“Siempre, Luis” spoiler-review: Tracing the life of Luis Miranda

Mo Dow, A&E Reporter

An older man lies in a hospital bed, his eyes slowly flickering open as a doctor’s blue gloved hands hover over his chest. This is the opening scene to the new HBO documentary “Siempre, Luis” which tells the story of playwright, composer and actor Lin Manuel Miranda’s father, Luis Miranda. For those who don’t Lin Manuel Miranda rose to prominence after the meteoric rise of his musical Hamilton, which he both starred in, wrote and composed the music for.

The movie starts off running, with little context and a lot of immersion. It skips between time periods and works hard to paint a complete portrait of a man who’s lived a truly remarkable life, moving from Puerto Rico to New York at a young age and becoming a prominent player in the political area of the time.

Although this movie was created in large part due to Lin Manuel Miranda’s meteoric rise to fame, sparked by the hit musical “Hamilton”, and he does play a significant role in the film, this is a movie about Luis — it’s his story, not his son’s. It’s a difficult line to walk, but the movie does it well, and it never lets you forget who the focus should be on: “Siempre, Luis” always Luis. 

Illustration by Elie Flanagan.

Before I get to the meat of this review, I should disclaim: this is not a spoiler-free review. 

“Siempre, Luis” may be the story of a man’s life, but as with any documentary, certain things are stressed at the expense of others. The movie highlights one part of Luis’ life with particular intention: his political career. 

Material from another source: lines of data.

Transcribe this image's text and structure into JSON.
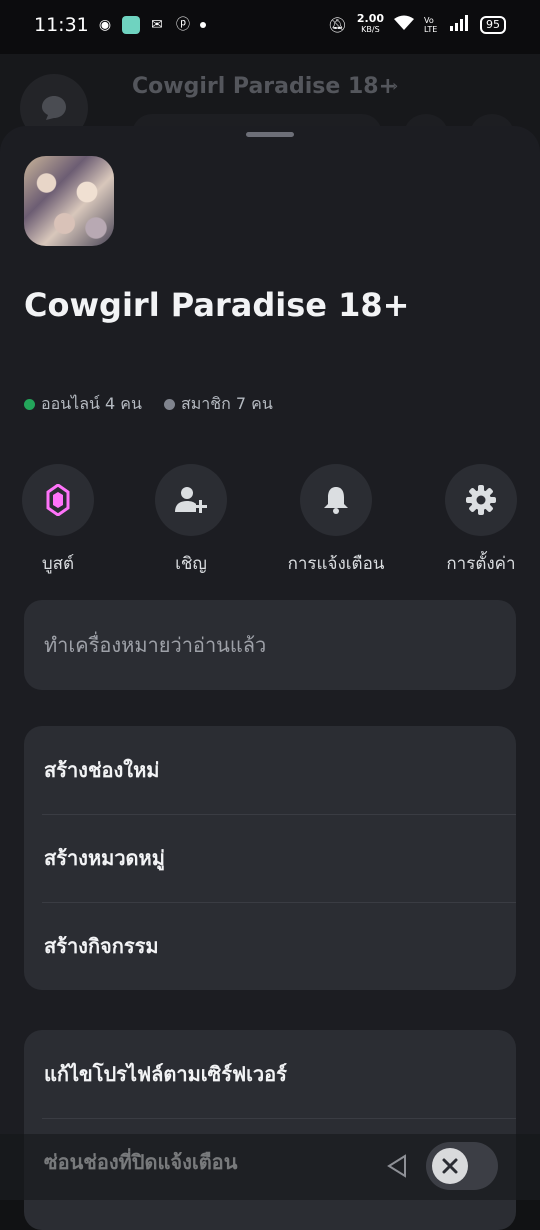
{
  "status_bar": {
    "time": "11:31",
    "network_speed": "2.00",
    "network_unit": "KB/S",
    "volte": "Vo LTE",
    "battery": "95"
  },
  "background": {
    "server_title": "Cowgirl Paradise 18+"
  },
  "server": {
    "name": "Cowgirl Paradise 18+",
    "online_label": "ออนไลน์ 4 คน",
    "members_label": "สมาชิก 7 คน",
    "online_color": "#23a55a",
    "members_color": "#80848e"
  },
  "actions": [
    {
      "label": "บูสต์",
      "icon": "boost-gem-icon",
      "color": "#ff73fa"
    },
    {
      "label": "เชิญ",
      "icon": "invite-user-icon"
    },
    {
      "label": "การแจ้งเตือน",
      "icon": "bell-icon"
    },
    {
      "label": "การตั้งค่า",
      "icon": "gear-icon"
    }
  ],
  "menu": {
    "mark_read": "ทำเครื่องหมายว่าอ่านแล้ว",
    "create_channel": "สร้างช่องใหม่",
    "create_category": "สร้างหมวดหมู่",
    "create_event": "สร้างกิจกรรม",
    "edit_server_profile": "แก้ไขโปรไฟล์ตามเซิร์ฟเวอร์",
    "hide_muted_channels": "ซ่อนช่องที่ปิดแจ้งเตือน"
  }
}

Throughout the course of his life, Luis worked with many prominent political figures, including managing the campaign of long-shot senate candidate Chuck Schumer, who now serves as the Senate Minority Leader. This is only one of Luis’s various political accomplishments that the film touches upon, and is shown to be one of many victories in Luis’ career, both for himself and for all Latinos living in New York City. 

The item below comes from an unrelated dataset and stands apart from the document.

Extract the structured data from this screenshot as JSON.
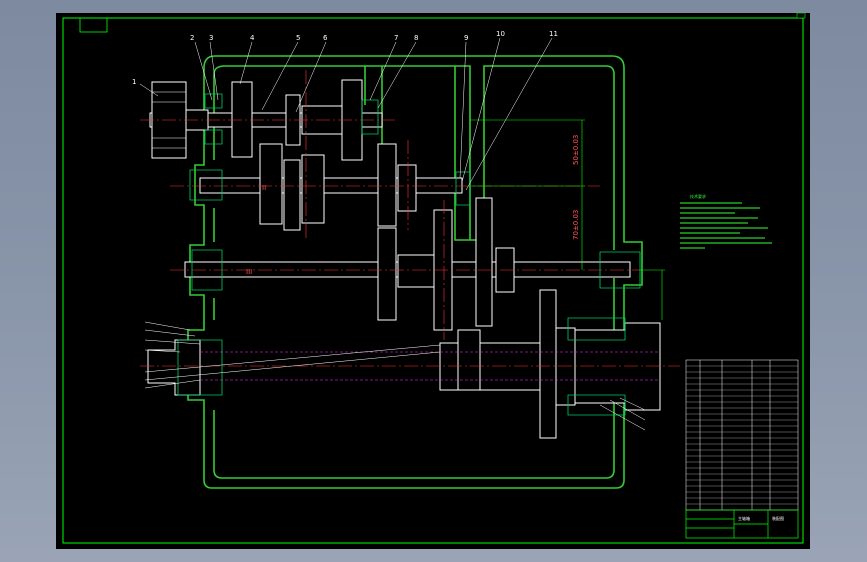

However, this isn’t as clear-cut a story as the movie wishes to portray it, and the film suffers from this lack of nuance. Luis’ first political job after graduating from college was under the then-Mayor of New York Edward Koch. In the film, his hiring is portrayed as a grand victory for immigrant rights; Luis transforms his job from a token position into being one of Koch’s most trusted advisors. However, Koch’s real legacy is very controversial due to his positions on policing. These positions have been heavily criticized for disproportionately affecting people of color. 

The movie never makes any mention of Koch’s reputation, nor, in fact, does it address any of his policies at all. This trend continues as the film progresses: more and more prominent political figures are mentioned, and Luis is glorified for working to get them elected, but their policy positions and real impacts are never addressed. The whole matter seems a little too tidy, and the movie works hard to try and plaster over the grit of political reality and turn it into something much more inspirational than it really is.

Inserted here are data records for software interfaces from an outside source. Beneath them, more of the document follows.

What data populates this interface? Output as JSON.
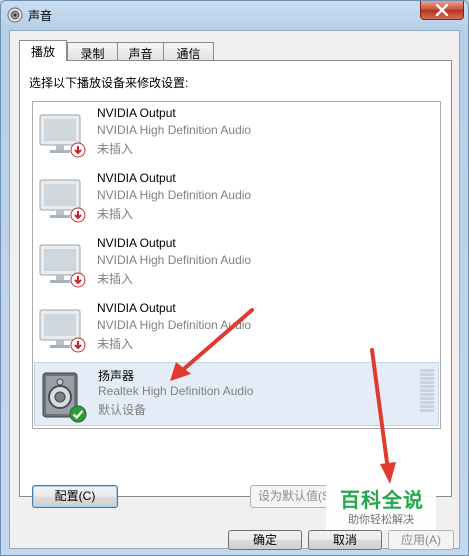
{
  "window": {
    "title": "声音",
    "accent_color": "#c94a33",
    "title_icon": "speaker-icon",
    "close_icon": "close-icon"
  },
  "tabs": [
    {
      "label": "播放",
      "active": true
    },
    {
      "label": "录制",
      "active": false
    },
    {
      "label": "声音",
      "active": false
    },
    {
      "label": "通信",
      "active": false
    }
  ],
  "instruction": "选择以下播放设备来修改设置:",
  "devices": [
    {
      "name": "NVIDIA Output",
      "description": "NVIDIA High Definition Audio",
      "status": "未插入",
      "icon": "monitor-icon",
      "badge": "unplugged-badge-icon",
      "selected": false
    },
    {
      "name": "NVIDIA Output",
      "description": "NVIDIA High Definition Audio",
      "status": "未插入",
      "icon": "monitor-icon",
      "badge": "unplugged-badge-icon",
      "selected": false
    },
    {
      "name": "NVIDIA Output",
      "description": "NVIDIA High Definition Audio",
      "status": "未插入",
      "icon": "monitor-icon",
      "badge": "unplugged-badge-icon",
      "selected": false
    },
    {
      "name": "NVIDIA Output",
      "description": "NVIDIA High Definition Audio",
      "status": "未插入",
      "icon": "monitor-icon",
      "badge": "unplugged-badge-icon",
      "selected": false
    },
    {
      "name": "扬声器",
      "description": "Realtek High Definition Audio",
      "status": "默认设备",
      "icon": "speaker-device-icon",
      "badge": "default-check-icon",
      "selected": true
    }
  ],
  "buttons": {
    "configure": "配置(C)",
    "set_default": "设为默认值(S)",
    "ok": "确定",
    "cancel": "取消",
    "apply": "应用(A)"
  },
  "watermark": {
    "title": "百科全说",
    "subtitle": "助你轻松解决",
    "color": "#23a84a"
  },
  "annotation": {
    "arrow_color": "#e03a2e"
  }
}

Despite the movie’s serious lack of political reflexivity, or of real commentary, it does find stronger footing in one place: Hurricane Maria, which devastated Puerto Rico back in 2017. When the film shifts its focus to the effects of this disaster, the tone completely changes. Suddenly the story seems much rawer, and much more real. The focus shifts from how Luis made a name for himself in New York, to how he worked to help Puerto Rico when the people there were in desperate need of aid. 

The on-screen emotions are much more tangible and believable, and the film loses much of the historical revisionism that marked discussions of Luis’ early political career. What happened to the people of Puerto Rico is harsh, recent and the effects are still ongoing the movie doesn’t pull any punches, although it still focuses mostly on the Miranda family and their responses. 

“Siempre, Luis” is far from a perfect movie; but its failures are matched by its heart; above all else, it is a love letter to a man who has worked his whole life to make a difference. Sometimes this takes away from the realities of his life but love for Luis Miranda pervades throughout the fabric of the film so materially that it seems near enough to touch. 

The movie doesn’t try and claim that Luis is perfect, (though a lot of where it falters stems from an inability to look at his life with a critical lens) it just tries to show how much he is beloved. All in all, it’s a worthwhile watch in a time where all of us could use a little love in our lives. More than that, it’s worth watching with a critical eye, not accepting everything the movie tries to say. Most of all, it is important to watch this movie with the right expectations it will consistently be introduced as a film about Lin Manuel Miranda’s father, but if you watch it hoping that’s what it will be, you will end up disappointed. It’s a film about Luis Miranda, and whatever you think of his story, it’s one worth telling, and an interesting one to watch.

“Siempre, Luis” comes out on Tuesday, Oct. 6 on HBO.